(WHAT TO DO) How many of the lines below have "author" in them? Say the number and nothing more.

[Opening DATA EXTRACT section]

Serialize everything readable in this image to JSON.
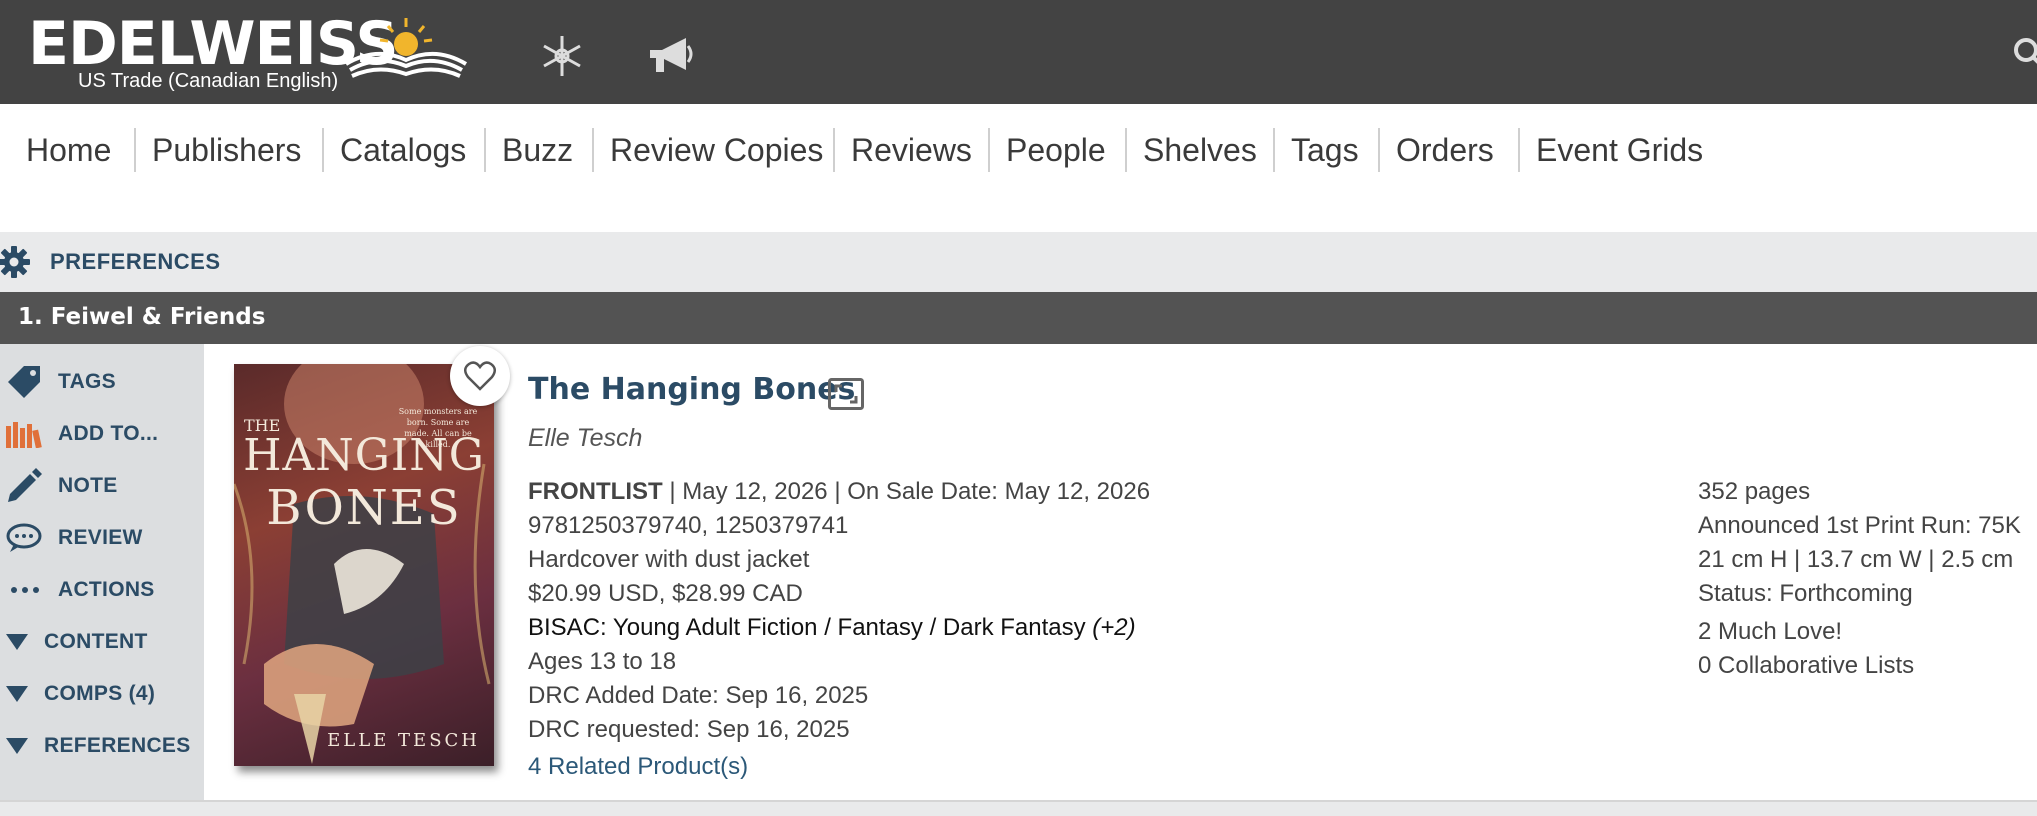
{
  "header": {
    "logo_text": "EDELWEISS",
    "logo_subtitle": "US Trade (Canadian English)"
  },
  "nav": [
    "Home",
    "Publishers",
    "Catalogs",
    "Buzz",
    "Review Copies",
    "Reviews",
    "People",
    "Shelves",
    "Tags",
    "Orders",
    "Event Grids"
  ],
  "preferences_label": "PREFERENCES",
  "section_title": "1. Feiwel & Friends",
  "sidebar": {
    "items": [
      {
        "label": "TAGS",
        "icon": "tag-icon"
      },
      {
        "label": "ADD TO...",
        "icon": "books-icon"
      },
      {
        "label": "NOTE",
        "icon": "pencil-icon"
      },
      {
        "label": "REVIEW",
        "icon": "speech-bubble-icon"
      },
      {
        "label": "ACTIONS",
        "icon": "ellipsis-icon"
      },
      {
        "label": "CONTENT",
        "icon": "triangle-down-icon"
      },
      {
        "label": "COMPS (4)",
        "icon": "triangle-down-icon"
      },
      {
        "label": "REFERENCES",
        "icon": "triangle-down-icon"
      }
    ]
  },
  "book": {
    "cover": {
      "title_line1": "THE",
      "title_line2": "HANGING",
      "title_line3": "BONES",
      "author": "ELLE TESCH",
      "tagline": "Some monsters are born. Some are made. All can be killed."
    },
    "title": "The Hanging Bones",
    "author": "Elle Tesch",
    "list": "FRONTLIST",
    "pub_date": " | May 12, 2026 | On Sale Date: May 12, 2026",
    "isbns": "9781250379740, 1250379741",
    "format": "Hardcover with dust jacket",
    "price": "$20.99 USD, $28.99 CAD",
    "bisac": "BISAC: Young Adult Fiction / Fantasy / Dark Fantasy ",
    "bisac_more": "(+2)",
    "ages": "Ages 13 to 18",
    "drc_added": "DRC Added Date: Sep 16, 2025",
    "drc_requested": "DRC requested: Sep 16, 2025",
    "related": "4 Related Product(s)",
    "pages": "352 pages",
    "print_run": "Announced 1st Print Run: 75K",
    "dimensions": "21 cm H | 13.7 cm W | 2.5 cm",
    "status": "Status: Forthcoming",
    "much_love": "2 Much Love!",
    "collab_lists": "0 Collaborative Lists"
  },
  "colors": {
    "header_bg": "#434343",
    "link_blue": "#2b4b65",
    "accent_orange": "#e0703a"
  }
}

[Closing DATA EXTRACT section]

(ANSWER) 2